Ernst Walter Mayr – The Grand Vizier of
Evolutionary Biology (1904-2005)
On 23 March 1923, a young medical student at the University of Greifswald, Germany,
spotted a pair of ducks while cycling down to the countryside of Moritzburg. He was
an ardent birdwatcher, but had never seen these birds before. He cycled over to
Dresden but couldn’t find anyone who could confirm his sightings. On consulting
books he discovered that the ducks he had seen were a pair of Red-crested Pochards
(diving ducks), a species that had not been sighted by anyone in nearly eighty years.
This incident was about to change the life of the nineteen-year-old, Ernst Walter
Mayr was born on 5th July 1904 in Kempton to Otto and Helene Mayr. Otto Mayr was
a judge and an amateur naturalist. Otto and Helene subscribed to a popular journal of
natural history to get their three teenage sons to take an interest in the subject. The
boys were taken on Sunday natural history walks by their father, and by the age of ten
Mayr could recognize all the local bird species by sight as well as by call. After
graduating from the Dresden secondary school, Mayr enrolled for a career in medicine
at the University of Greifswald, a place he chose for its rich ornithological diversity.

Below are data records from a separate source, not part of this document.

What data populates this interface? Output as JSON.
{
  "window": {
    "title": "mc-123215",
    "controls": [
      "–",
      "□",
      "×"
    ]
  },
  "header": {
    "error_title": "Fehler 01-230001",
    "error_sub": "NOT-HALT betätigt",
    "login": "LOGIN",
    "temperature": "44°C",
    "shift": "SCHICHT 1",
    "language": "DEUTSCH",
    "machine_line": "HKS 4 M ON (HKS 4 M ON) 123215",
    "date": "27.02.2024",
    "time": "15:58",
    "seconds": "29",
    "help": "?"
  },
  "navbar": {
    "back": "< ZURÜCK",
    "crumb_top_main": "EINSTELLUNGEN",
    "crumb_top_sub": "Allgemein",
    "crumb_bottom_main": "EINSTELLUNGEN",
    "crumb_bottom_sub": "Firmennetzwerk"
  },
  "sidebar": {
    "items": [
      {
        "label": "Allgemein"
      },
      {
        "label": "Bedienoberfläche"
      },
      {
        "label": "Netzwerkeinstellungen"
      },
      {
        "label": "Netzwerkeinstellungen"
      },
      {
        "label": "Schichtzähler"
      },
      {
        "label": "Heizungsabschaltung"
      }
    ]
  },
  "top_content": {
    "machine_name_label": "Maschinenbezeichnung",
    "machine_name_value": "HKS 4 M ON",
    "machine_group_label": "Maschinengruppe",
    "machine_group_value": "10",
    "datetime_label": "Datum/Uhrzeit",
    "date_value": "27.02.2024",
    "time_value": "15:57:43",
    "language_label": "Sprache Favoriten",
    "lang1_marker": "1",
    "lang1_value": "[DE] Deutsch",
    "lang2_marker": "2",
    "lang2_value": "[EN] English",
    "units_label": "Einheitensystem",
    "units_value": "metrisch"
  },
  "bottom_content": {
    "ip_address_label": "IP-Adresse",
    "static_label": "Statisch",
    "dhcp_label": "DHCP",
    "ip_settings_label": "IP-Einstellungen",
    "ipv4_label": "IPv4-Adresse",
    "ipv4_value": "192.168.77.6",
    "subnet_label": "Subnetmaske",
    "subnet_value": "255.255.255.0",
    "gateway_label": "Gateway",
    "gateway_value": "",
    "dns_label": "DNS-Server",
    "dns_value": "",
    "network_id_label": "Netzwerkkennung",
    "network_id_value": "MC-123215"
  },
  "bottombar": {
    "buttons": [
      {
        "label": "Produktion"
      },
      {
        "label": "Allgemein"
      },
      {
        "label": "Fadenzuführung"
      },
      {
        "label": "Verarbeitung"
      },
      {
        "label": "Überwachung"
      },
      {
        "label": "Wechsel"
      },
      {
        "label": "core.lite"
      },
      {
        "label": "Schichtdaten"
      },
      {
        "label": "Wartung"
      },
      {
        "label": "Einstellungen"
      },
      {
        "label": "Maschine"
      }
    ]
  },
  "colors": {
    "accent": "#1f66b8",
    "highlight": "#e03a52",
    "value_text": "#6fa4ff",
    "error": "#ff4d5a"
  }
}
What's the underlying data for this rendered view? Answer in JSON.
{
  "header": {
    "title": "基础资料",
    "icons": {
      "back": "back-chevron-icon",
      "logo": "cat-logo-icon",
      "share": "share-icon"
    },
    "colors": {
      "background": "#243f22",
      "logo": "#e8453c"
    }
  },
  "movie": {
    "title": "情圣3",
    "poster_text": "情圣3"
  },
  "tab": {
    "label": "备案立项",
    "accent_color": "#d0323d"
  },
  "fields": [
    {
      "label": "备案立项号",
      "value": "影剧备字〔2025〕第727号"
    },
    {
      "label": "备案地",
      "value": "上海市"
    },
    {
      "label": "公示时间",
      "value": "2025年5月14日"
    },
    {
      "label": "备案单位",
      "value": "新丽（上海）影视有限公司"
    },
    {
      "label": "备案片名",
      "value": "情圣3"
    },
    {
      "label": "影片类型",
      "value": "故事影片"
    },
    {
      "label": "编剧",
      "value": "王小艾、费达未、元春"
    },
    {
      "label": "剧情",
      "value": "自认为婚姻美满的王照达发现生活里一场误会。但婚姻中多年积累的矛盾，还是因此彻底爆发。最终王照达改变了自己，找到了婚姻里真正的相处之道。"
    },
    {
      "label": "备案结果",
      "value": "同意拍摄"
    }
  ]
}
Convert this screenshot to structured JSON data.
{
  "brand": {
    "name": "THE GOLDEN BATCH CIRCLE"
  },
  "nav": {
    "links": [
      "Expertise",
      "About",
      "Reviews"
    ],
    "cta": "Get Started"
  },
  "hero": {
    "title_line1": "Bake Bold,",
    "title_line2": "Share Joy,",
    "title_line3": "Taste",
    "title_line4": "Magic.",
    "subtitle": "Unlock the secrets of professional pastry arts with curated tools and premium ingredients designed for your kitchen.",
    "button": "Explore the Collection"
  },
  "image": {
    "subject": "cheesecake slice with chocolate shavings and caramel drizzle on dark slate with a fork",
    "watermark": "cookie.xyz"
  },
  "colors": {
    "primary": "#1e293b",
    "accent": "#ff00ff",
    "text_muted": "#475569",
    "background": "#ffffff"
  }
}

However, fate had something else in store for him.
Coming back to the story of the pochards, Mayr’s bird-watching friends did not
believe what he claimed to have seen. Obviously upset by this, he poured out his heart
to a stranger at a party soon after. This turned out to be a streak of luck, because this
person happened to know the greatest ornithologist in Berlin, Prof. Erwin Stresemann.
Armed with a letter of introduction from his new friend, Mayr traveled to Berlin, but
met with a rough reception from Stresemann, “who quizzed him mercilessly on his
knowledge of natural history and demanded to see his earlier notes and journals of
field observations.” At last convinced by Mayr’s observational skills, Stresemann
asked him to report the